REQUIRED WORK:
Of all the lines below, output only those starting at the one with "Decode this image" and ending at the one with "Read all visible", both ends included, exactly as written.

(DATA RECORDS Opens)

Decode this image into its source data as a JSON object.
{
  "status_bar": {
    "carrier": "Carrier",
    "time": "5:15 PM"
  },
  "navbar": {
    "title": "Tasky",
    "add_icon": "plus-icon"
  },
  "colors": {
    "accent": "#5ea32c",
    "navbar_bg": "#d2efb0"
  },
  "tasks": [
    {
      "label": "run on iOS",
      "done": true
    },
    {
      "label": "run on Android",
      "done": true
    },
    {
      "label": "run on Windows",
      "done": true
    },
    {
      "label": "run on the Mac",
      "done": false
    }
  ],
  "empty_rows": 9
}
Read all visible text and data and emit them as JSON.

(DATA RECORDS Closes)
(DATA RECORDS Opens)

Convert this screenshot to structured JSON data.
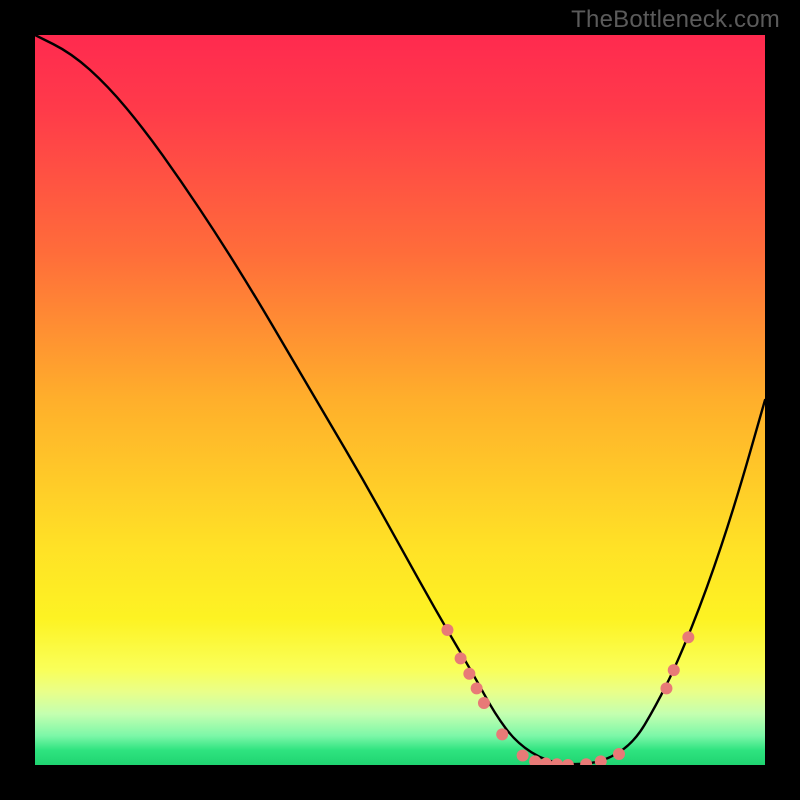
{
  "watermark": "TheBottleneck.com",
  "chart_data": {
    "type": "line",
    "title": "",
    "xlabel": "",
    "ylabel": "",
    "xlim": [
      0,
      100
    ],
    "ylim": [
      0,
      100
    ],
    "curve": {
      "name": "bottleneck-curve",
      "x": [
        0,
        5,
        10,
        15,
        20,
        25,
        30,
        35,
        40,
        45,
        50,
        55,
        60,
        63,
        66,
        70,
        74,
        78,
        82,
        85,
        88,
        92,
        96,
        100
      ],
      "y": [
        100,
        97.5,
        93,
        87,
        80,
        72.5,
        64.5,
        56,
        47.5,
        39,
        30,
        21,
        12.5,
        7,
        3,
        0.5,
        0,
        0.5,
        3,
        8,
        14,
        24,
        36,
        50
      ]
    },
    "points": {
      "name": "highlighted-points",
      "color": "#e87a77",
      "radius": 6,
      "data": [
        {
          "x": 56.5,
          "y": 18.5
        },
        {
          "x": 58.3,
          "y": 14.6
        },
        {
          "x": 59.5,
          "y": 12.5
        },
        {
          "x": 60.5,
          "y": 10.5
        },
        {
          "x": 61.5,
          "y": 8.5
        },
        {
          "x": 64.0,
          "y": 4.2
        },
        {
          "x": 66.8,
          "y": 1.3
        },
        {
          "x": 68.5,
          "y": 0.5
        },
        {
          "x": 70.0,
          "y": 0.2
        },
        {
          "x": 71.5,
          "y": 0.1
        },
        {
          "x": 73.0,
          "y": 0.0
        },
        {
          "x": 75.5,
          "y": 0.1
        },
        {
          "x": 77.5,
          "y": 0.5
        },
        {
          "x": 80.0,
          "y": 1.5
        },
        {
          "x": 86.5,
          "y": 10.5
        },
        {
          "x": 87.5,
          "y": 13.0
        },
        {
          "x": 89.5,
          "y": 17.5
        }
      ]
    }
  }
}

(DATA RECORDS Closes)

OUTPUT OF THE EXERCISE:
Decode this image into its source data as a JSON object.
{
  "status_bar": {
    "carrier": "Carrier",
    "time": "5:15 PM"
  },
  "navbar": {
    "title": "Tasky",
    "add_icon": "plus-icon"
  },
  "colors": {
    "accent": "#5ea32c",
    "navbar_bg": "#d2efb0"
  },
  "tasks": [
    {
      "label": "run on iOS",
      "done": true
    },
    {
      "label": "run on Android",
      "done": true
    },
    {
      "label": "run on Windows",
      "done": true
    },
    {
      "label": "run on the Mac",
      "done": false
    }
  ],
  "empty_rows": 9
}
Read all visible text and data and emit them as JSON.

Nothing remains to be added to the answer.